For a long time though, I tried to force myself to create content whenever I had time, including the afternoons. Conventional wisdom says make use of ever free moment you have.
Yet, I found that it actually took me longer and was depleting to do this kind of work in the afternoons. This in turn created an even larger energy drain and thus had many negative follow-on repercussions.
Tip #3: Set up your schedule to support what works for you.
For me this means getting up early and having 4 hours of uninterrupted me time before my first client call. I don't book any calls prior to 9:30 in the morning. Conventional wisdom says make yourself widely (always) available to clients so you don't “lose the sale.” But in actuality, you do everyone a disservice by not creating space for your important business development work.

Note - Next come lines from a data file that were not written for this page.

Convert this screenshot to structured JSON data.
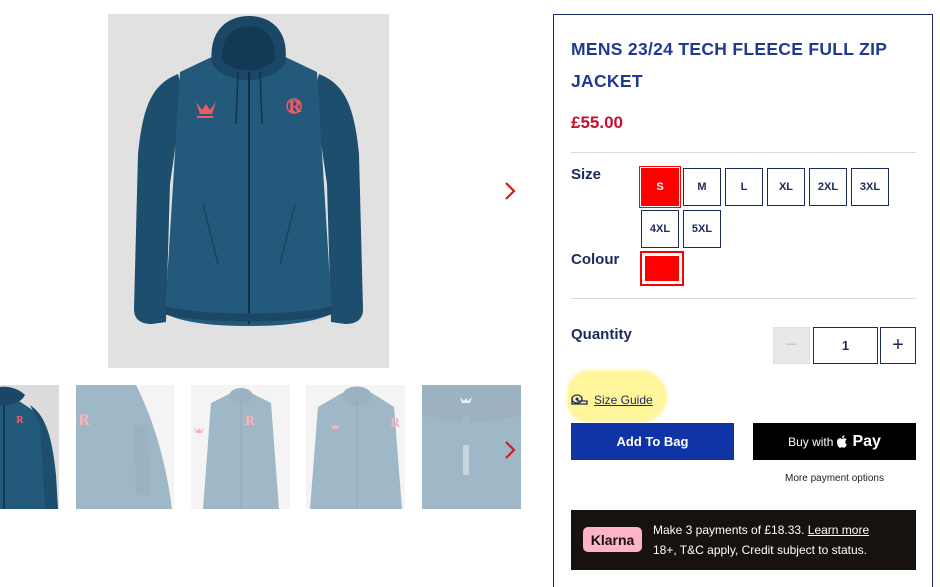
{
  "product": {
    "title": "MENS 23/24 TECH FLEECE FULL ZIP JACKET",
    "price": "£55.00"
  },
  "gallery": {
    "main_image": "jacket-front-image",
    "next_icon": "chevron-right-icon",
    "thumbnails": [
      "jacket-front",
      "jacket-side-detail",
      "jacket-front-faded",
      "jacket-front-faded-2",
      "jacket-hood-detail"
    ]
  },
  "size": {
    "label": "Size",
    "options": [
      "S",
      "M",
      "L",
      "XL",
      "2XL",
      "3XL",
      "4XL",
      "5XL"
    ],
    "selected": "S"
  },
  "colour": {
    "label": "Colour",
    "selected_hex": "#ff0000"
  },
  "quantity": {
    "label": "Quantity",
    "value": "1",
    "minus": "−",
    "plus": "+"
  },
  "size_guide": {
    "label": "Size Guide",
    "icon": "tape-measure-icon"
  },
  "actions": {
    "add_to_bag": "Add To Bag",
    "buy_with": "Buy with",
    "apple_pay": " Pay",
    "more_payment": "More payment options"
  },
  "klarna": {
    "badge": "Klarna",
    "line1_text": "Make 3 payments of £18.33.",
    "learn_more": "Learn more",
    "line2": "18+, T&C apply, Credit subject to status."
  },
  "colors": {
    "brand_blue": "#1034a6",
    "price_red": "#c8102e",
    "navy": "#1c2a5a",
    "jacket": "#1d4e6e",
    "klarna_pink": "#ffb3c7"
  }
}
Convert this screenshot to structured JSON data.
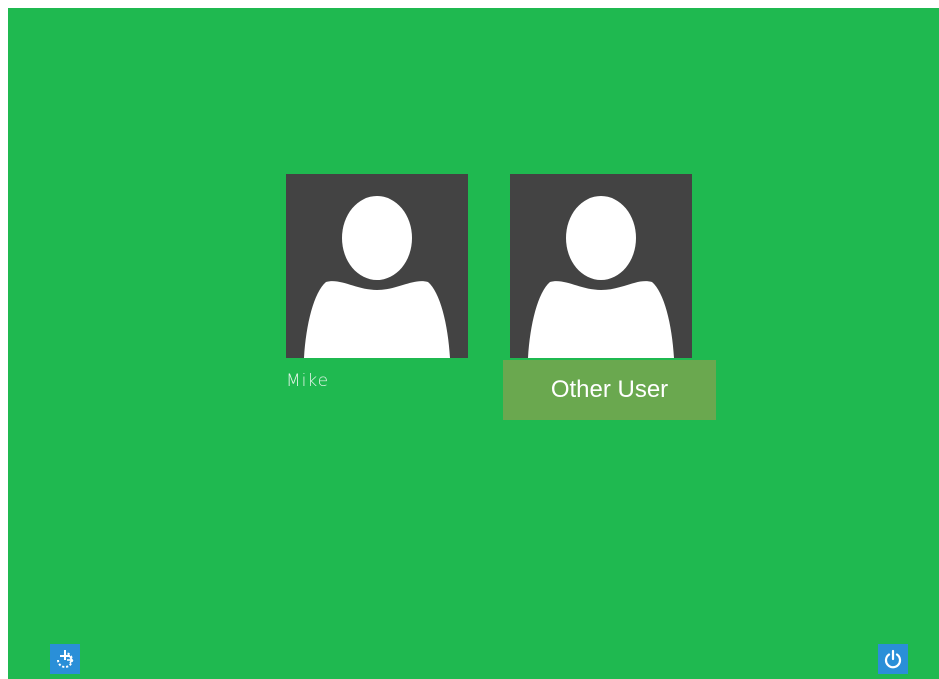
{
  "users": [
    {
      "name": "Mike",
      "avatar_icon": "user-silhouette-icon"
    },
    {
      "name": "Other User",
      "avatar_icon": "user-silhouette-icon"
    }
  ],
  "bottom_bar": {
    "left_icon": "ease-of-access-icon",
    "right_icon": "power-icon"
  },
  "colors": {
    "background": "#1fb950",
    "tile": "#434343",
    "selected_label": "#6aa84f",
    "corner_button": "#2a8fd8"
  }
}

[By the way, not all of that time is content creation time… there's breakfast, walks with the dog, and the mindset practices and centering rituals I use for myself. This is part of how I set myself up for success every day. The point is, I consciously created my schedule this way. I developed it to work for me, rather than being fear driven or reactive to what I think others may want.]
Another example of this is that I used to think that I needed to set aside a whole day for content creation or block out a weekend to create a month's worth of newsletters, for instance. I'm seduced by this idea. It makes so much sense, yet it never works for me. (It might for you though!) That's not how it's easy for me to create content. It feels like a struggle and I don't want that struggle energy in my business or my content. Instead, I chose a structure that works for me. What structure would work for you?
Tip #4: Pay attention to the ideas and interactions that strike you throughout the day.
For instance, this series of tips was sparked by a comment in one of the threads in my Facebook group a few days ago. I had a distinct thought… “Oh, I could share my experience with her” and today, it popped in my mind again… so I followed it. Easy.
What's hard for me is going back to a list of titles or ideas I've got written down that no longer have a spark for me. This works for some people (and is suggested by many experts) but I tried it and it didn't work for me. (If it works for you, do it!)
However you work best with your inspirations, do that! The key point is to pay attention to those ideas… don't blow them off. They're beautiful gifts!
Tip #5: Have a very distinct and friendly audience in mind.
For instance, I often start my writing on Facebook with the female entrepreneurs in my group as my audience. I know them well through all our interactions, so writing becomes like a conversation. I then take it and use it elsewhere. I augment it and develop it. This is a tool that helps me get over any formality blocks that tend to come up for me and block my creative expression.
Conventional wisdom says to speak directly to your ideal client. It's great advice… but not if it causes writer's block or keeps you from actually creatively expressing yourself. Take the pressure off and imagine a very friendly audience who “gets you.”
Maybe you it's your BFF that you pretend to speak to when you do your video? Maybe you could imagine presenting to your networking group that you know well when you do your podcast? Maybe you imagine a room full of your enthusiastic ideal clients reading your content on their laptops? Maybe it's the always supportive board member who's got your back?
Keep a well-known, friendly audience in mind and speak directly to them as you create your content. When you imagine speaking to a friendly audience, you quickly get over the fear of “saying it wrong.” You have rapport with them and know they understand you and are forgiving.
There you go… 5 somewhat unconventional tips to get you in the flow and consistently producing your great content.
This is how I've made creating content something that gives me energy rather than saps me of energy.
Some of these ideas goes against the tried and true advice that's out there. But you know what? I'd rather do it my way and have it be easier. You too?
Figure out what works for you and do that!